Task to complete | With all images omitted, write out the records word for word.

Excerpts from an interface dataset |
══════════
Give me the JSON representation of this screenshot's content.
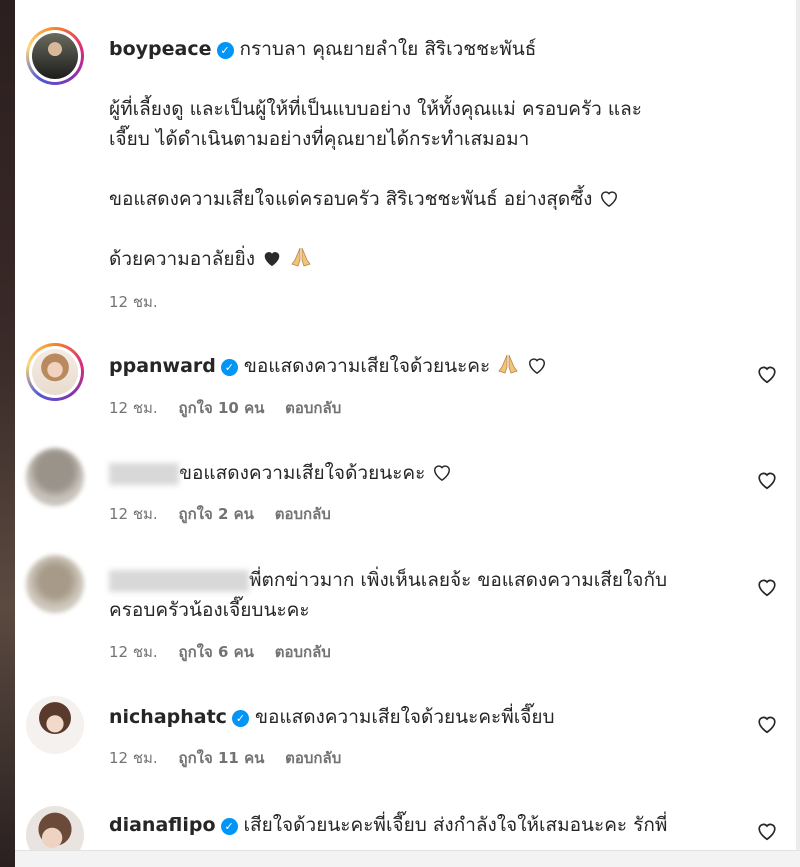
{
  "comments": [
    {
      "username": "boypeace",
      "lines": [
        "กราบลา คุณยายลำใย สิริเวชชะพันธ์",
        "ผู้ที่เลี้ยงดู และเป็นผู้ให้ที่เป็นแบบอย่าง ให้ทั้งคุณแม่ ครอบครัว และ",
        "เจี๊ยบ ได้ดำเนินตามอย่างที่คุณยายได้กระทำเสมอมา",
        "ขอแสดงความเสียใจแด่ครอบครัว สิริเวชชะพันธ์ อย่างสุดซึ้ง",
        "ด้วยความอาลัยยิ่ง"
      ],
      "time": "12 ชม."
    },
    {
      "username": "ppanward",
      "text": "ขอแสดงความเสียใจด้วยนะคะ",
      "time": "12 ชม.",
      "likes": "ถูกใจ 10 คน",
      "reply": "ตอบกลับ"
    },
    {
      "username": "",
      "text": "ขอแสดงความเสียใจด้วยนะคะ",
      "time": "12 ชม.",
      "likes": "ถูกใจ 2 คน",
      "reply": "ตอบกลับ"
    },
    {
      "username": "",
      "text": "พี่ตกข่าวมาก เพิ่งเห็นเลยจ้ะ ขอแสดงความเสียใจกับ",
      "text2": "ครอบครัวน้องเจี๊ยบนะคะ",
      "time": "12 ชม.",
      "likes": "ถูกใจ 6 คน",
      "reply": "ตอบกลับ"
    },
    {
      "username": "nichaphatc",
      "text": "ขอแสดงความเสียใจด้วยนะคะพี่เจี๊ยบ",
      "time": "12 ชม.",
      "likes": "ถูกใจ 11 คน",
      "reply": "ตอบกลับ"
    },
    {
      "username": "dianaflipo",
      "text": "เสียใจด้วยนะคะพี่เจี๊ยบ ส่งกำลังใจให้เสมอนะคะ รักพี่"
    }
  ],
  "icons": {
    "heart": "heart-outline-icon",
    "verified": "verified-badge-icon",
    "pray": "folded-hands-emoji",
    "black_heart": "black-heart-emoji"
  },
  "colors": {
    "verified": "#0095f6",
    "meta": "#737373",
    "text": "#262626"
  },
  "glyphs": {
    "check": "✓"
  }
}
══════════
Exercise response |
Give me the JSON representation of this screenshot's content.
{
  "comments": [
    {
      "username": "boypeace",
      "lines": [
        "กราบลา คุณยายลำใย สิริเวชชะพันธ์",
        "ผู้ที่เลี้ยงดู และเป็นผู้ให้ที่เป็นแบบอย่าง ให้ทั้งคุณแม่ ครอบครัว และ",
        "เจี๊ยบ ได้ดำเนินตามอย่างที่คุณยายได้กระทำเสมอมา",
        "ขอแสดงความเสียใจแด่ครอบครัว สิริเวชชะพันธ์ อย่างสุดซึ้ง",
        "ด้วยความอาลัยยิ่ง"
      ],
      "time": "12 ชม."
    },
    {
      "username": "ppanward",
      "text": "ขอแสดงความเสียใจด้วยนะคะ",
      "time": "12 ชม.",
      "likes": "ถูกใจ 10 คน",
      "reply": "ตอบกลับ"
    },
    {
      "username": "",
      "text": "ขอแสดงความเสียใจด้วยนะคะ",
      "time": "12 ชม.",
      "likes": "ถูกใจ 2 คน",
      "reply": "ตอบกลับ"
    },
    {
      "username": "",
      "text": "พี่ตกข่าวมาก เพิ่งเห็นเลยจ้ะ ขอแสดงความเสียใจกับ",
      "text2": "ครอบครัวน้องเจี๊ยบนะคะ",
      "time": "12 ชม.",
      "likes": "ถูกใจ 6 คน",
      "reply": "ตอบกลับ"
    },
    {
      "username": "nichaphatc",
      "text": "ขอแสดงความเสียใจด้วยนะคะพี่เจี๊ยบ",
      "time": "12 ชม.",
      "likes": "ถูกใจ 11 คน",
      "reply": "ตอบกลับ"
    },
    {
      "username": "dianaflipo",
      "text": "เสียใจด้วยนะคะพี่เจี๊ยบ ส่งกำลังใจให้เสมอนะคะ รักพี่"
    }
  ],
  "icons": {
    "heart": "heart-outline-icon",
    "verified": "verified-badge-icon",
    "pray": "folded-hands-emoji",
    "black_heart": "black-heart-emoji"
  },
  "colors": {
    "verified": "#0095f6",
    "meta": "#737373",
    "text": "#262626"
  },
  "glyphs": {
    "check": "✓"
  }
}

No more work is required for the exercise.